Herbert Akroyd-Stuart (1864– 1927)
ALTHOUGH he never lived here, Herbert probably had the biggest effect on Grantham’s economy than anyone.
It was his invention, manufactured by local engineering company Richard Hornsby and Sons, which really put the town on the map.
Born in Halifax, Yorkshire, England ,he invented the hot bulb engine, or heavy oil engine – the fore-runner of the diesel engine.
Akroyd-Stuart lived in Australia in his early years. He was educated at Newbury Grammar School (now St. Bartholomew’s School) and Finsbury Technical College on Cowper Street. He was the son of Charles Stuart, founder of the Bletchley Iron and Tinplate Works, and joined his father in the business in 1887.
In 1885, he accidentally spilt paraffin oil into a pot of molten tin. The paraffin oil vaporised and caught fire when in contact with a paraffin lamp. This gave him an idea to pursue the possibility of using paraffin oil (very similar to modern-day diesel) for an engine, which unlike petrol would be difficult to be vaporised in a carburettor as its volatility is not sufficient to allow this.
His first prototype engines were built in 1886. In 1890, in collaboration with Charles Richard Binney, he filed Patent 7146 for Richard Hornsby and Sons of Grantham.
Akroyd-Stuart’s engines were built from 26 June 1891 by Richard Hornsby and Sons as the Hornsby Akroyd Patent Oil Engine under licence and were first sold commercially on 8 July 1892. It was the first internal combustion engine to use a pressurised fuel injection system.

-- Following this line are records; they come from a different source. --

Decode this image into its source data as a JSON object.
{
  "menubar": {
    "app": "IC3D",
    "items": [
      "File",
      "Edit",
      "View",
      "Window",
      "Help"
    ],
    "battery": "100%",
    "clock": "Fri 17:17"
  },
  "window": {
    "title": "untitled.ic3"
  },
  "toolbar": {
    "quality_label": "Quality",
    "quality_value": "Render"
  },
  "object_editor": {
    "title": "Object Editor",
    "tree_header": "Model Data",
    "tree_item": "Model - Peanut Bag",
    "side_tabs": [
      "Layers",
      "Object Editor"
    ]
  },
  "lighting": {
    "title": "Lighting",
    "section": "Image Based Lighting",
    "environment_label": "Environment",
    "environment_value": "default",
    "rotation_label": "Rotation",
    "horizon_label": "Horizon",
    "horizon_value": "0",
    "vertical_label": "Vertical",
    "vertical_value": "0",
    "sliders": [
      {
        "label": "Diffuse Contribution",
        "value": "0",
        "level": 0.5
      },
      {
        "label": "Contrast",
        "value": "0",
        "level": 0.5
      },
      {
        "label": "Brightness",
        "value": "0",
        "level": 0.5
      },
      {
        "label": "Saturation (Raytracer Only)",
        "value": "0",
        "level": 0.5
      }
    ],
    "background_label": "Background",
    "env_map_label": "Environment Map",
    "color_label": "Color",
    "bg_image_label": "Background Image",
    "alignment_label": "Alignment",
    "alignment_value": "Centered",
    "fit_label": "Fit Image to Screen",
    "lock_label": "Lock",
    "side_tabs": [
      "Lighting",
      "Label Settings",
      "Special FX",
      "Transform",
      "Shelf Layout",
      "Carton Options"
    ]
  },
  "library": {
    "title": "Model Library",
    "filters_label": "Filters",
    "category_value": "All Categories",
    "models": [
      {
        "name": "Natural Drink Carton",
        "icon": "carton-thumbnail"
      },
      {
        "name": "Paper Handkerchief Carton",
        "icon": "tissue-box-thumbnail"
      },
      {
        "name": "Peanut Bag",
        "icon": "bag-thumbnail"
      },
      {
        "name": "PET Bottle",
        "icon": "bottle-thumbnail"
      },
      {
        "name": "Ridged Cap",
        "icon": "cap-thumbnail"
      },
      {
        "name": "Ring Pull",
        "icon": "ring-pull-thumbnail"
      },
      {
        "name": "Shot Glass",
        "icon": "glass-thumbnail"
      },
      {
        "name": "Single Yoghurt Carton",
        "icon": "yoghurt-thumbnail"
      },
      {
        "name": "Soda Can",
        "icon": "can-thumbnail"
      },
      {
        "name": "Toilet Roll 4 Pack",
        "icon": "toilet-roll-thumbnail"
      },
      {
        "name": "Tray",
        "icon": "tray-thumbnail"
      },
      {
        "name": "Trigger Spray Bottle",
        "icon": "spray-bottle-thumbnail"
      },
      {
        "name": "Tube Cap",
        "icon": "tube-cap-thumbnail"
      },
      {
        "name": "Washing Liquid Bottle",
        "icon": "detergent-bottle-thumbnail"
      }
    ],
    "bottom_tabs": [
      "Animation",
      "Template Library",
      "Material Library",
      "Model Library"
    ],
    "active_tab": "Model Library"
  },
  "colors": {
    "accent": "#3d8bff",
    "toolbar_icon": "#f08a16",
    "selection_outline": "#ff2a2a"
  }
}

Hot bulb engines were produced until the late 1920s, often being called “semi-diesels”, even though they were not as efficient as compression ignition engines.
They had the advantage of comparative simplicity, since they did not require the air compressor used by early Diesel engines; fuel was injected mechanically (solid injection) near the start of the compression stroke, at a much lower pressure than that of Diesel engines
Richard Hornsby and Sons built the world’s first oil-engined railway locomotive Lachesis for the Royal Arsenal, Woolwich, England, in 1896. They also built the first compression-ignition powered automobile and the first tractor using this engine..
There is a plaque in Denmark Street, Bletchley, UK, commemorating the work of Herbert Akroyd Stuart
Diesel was, however, credited with the innovation, despite the adduced evidence to the contrary.
In 1900, Akroyd -Stuart moved to Australia and set up a company Sanders & Stuart with his brother Charles, latterly moving back to Yorkshire, England. He died of throat cancer and was buried in All Souls church in Boothtown, Halifax.
The University of Nottingham has hosted the Akroyd-Stuart Memorial Lecture on occasional years in his memory since 1928. One was presented by Sir Frank Whittle in 1946. Akroyd-Stuart had worked with Professor William Robinson in the late 19th century, who was professor of engineering from 1890 to 1924 at University College Nottingham.
Akroyd-Stuart also left money to the Institution of Mechanical Engineers, Royal Aeronautical Society and Institute of Marine Engineering, which provided for their respective bi-annual Akroyd-Stuart Prizes.